State lawmakers to again consider eliminating capital punishment

  • Sunday, January 7, 2018 12:25pm
  • News

By Taylor McAvoy/WNPA Olympia News Bureau

A bill to be introduced this session would eliminate the death penalty in Washington state and require people convicted of first-degree murder to serve life sentences without the possibility of parole.

State Attorney General Bob Ferguson requested Senate Bill 6052 after other legislation failed to pass through a committee hearing last year.

“I’m reasonably optimistic that this could be the year,” Ferguson said, mentioning the bill’s bipartisan sponsorship. “The votes are there.”

Despite other legislative priorities, Ferguson said this year might be different with a democratic majority in the senate.

“The fact is that taxpayers foot the multi-million dollar appeals process for the accused, and we spend $50,000 a year for incarceration,” Sen. Maureen Walsh, R-Walla Walla, the bill’s prime sponsor, wrote in an email. “A life sentence with no chance of early release saves money and issues the ultimate punishment by denying the convicted their freedom and liberties for life just as they did their victim.”

Allowing an individual’s right to appeal, Walsh also noted that there are cases in which a person can be exonerated if new evidence arises.

Still, the appeals process and litigation for these cases can cost the state millions of dollars, which, Walsh said, outweighs the cost of keeping someone in prison for life in many cases.

In a 2015 study from Seattle University’s School of Law examining 147 aggravated first-degree murder cases since 1997, authors estimated the average cost of capital punishment cases to be more than $3 million compared to cases that did not seek the capital punishment to be about $2 million.

The largest differential factors being trial level prosecution costs ,which are 2.3 times more expensive in capital punishment cases than cases that do not seek the death penalty. Court and police costs are 3.9 times more costly, and appeals are 5.7 times more costly in the same cases.

Walsh said the economic argument is a compelling one but says stories of the lives affected by the death penalty are also worth discussing.

There are eight incarcerated individuals on death row, according to Washington Department of Corrections. The last person to be executed in the state was Cal Coburn Brown in 2010.

In February 2014, Gov. Jay Inslee instituted a moratorium on executions in Washington state. The moratorium allows Inslee to grant reprieves so no prisoners are executed but does not pardon them. According to a press release last year, capital punishment is “unequally applied” and “sometimes dependent on the size of the county’s budget.”

More in News

AuburnFest celebration: register, join the parade

Fun run, vendors, car show also open to participants at summertime showcase

Toastmasters honors Auburn morning club

Club named President’s Distinguished; members earn education, leadership awards

Auburn Valley Kiwanis Club’s 33rd annual Golf Classic set to tee off Aug. 3

‘Helping Kids out of the Rough’ to raise money for community causes

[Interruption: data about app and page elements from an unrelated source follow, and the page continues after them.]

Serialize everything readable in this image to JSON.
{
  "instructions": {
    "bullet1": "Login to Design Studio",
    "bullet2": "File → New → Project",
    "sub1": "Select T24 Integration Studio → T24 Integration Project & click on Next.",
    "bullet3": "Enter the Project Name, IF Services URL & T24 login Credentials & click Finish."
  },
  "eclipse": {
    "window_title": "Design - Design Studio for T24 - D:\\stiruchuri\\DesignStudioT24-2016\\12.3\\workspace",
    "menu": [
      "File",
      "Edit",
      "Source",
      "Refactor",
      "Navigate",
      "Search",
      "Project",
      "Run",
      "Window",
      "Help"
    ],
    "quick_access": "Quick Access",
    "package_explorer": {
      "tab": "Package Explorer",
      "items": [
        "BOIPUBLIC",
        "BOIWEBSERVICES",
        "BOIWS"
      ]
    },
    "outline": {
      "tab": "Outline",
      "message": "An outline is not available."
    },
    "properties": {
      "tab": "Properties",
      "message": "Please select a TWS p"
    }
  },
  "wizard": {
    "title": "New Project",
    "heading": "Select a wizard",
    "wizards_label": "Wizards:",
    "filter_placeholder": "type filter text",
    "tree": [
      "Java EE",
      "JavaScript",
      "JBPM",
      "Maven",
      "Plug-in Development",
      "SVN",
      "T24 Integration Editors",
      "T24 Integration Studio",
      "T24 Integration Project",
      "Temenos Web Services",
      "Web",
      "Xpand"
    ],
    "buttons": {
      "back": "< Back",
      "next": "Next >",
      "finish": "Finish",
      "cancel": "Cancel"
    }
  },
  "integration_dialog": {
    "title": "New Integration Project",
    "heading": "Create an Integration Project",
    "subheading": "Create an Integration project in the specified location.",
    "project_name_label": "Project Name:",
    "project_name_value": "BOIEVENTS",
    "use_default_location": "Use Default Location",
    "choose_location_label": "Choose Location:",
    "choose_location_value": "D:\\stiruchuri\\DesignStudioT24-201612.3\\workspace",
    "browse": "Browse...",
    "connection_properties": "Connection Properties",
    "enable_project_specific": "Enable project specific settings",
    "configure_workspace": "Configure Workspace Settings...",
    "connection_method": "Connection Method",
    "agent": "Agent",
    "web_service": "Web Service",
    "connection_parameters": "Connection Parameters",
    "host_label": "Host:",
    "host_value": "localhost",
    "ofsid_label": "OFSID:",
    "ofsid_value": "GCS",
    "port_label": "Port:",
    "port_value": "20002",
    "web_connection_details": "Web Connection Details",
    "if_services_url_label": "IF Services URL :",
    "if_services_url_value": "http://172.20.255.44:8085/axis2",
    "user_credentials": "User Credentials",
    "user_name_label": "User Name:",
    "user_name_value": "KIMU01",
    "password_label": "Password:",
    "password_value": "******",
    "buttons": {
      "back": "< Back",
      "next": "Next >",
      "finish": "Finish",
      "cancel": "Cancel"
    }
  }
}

Raising the Par tees off July 19

Scramble tournament to benefit Nexus Youth and Families

The Carlton Complex wildfire burned in north-central Washington state in 2014. Photo by Jason Kriess/Wikimedia Commons
King County burn ban under way

Other counties across the state have already enacted similar restrictions.

Between Seattle’s $15 minimum wage and the new no-poach cause agreement, Washington has been leading the nation in advancing fast food workers’ rights. Photo by Fibonacci Blue/Flickr
Washington AG’s deal grants mobility to fast food workers nationwide

Seven fast food chains have agreed to end no-poaching policies that economists say cause wage stagnation.

Dianne Laurine, a Commissioner for the Seattle Commission for People with Disabilities says that she needs plastic straws to drink liquids, and that she easily bites through ones made out of paper. Photo by Melissa Hellmann
Straw ban leaves disabled community feeling high and dry

Although disabled people are exempted from Seattle’s new law, the impacted community says that businesses haven’t gotten the message.

Auburn mourns the passing of former City Councilman Cerino

For the Reporter Former City Councilman Gene Cerino passed away early Friday… Continue reading

Construction along 15th Street NE/NW requires land closures

Starting on Monday, July 16, through approximately Wednesday, July 18, the 15th… Continue reading

Most Read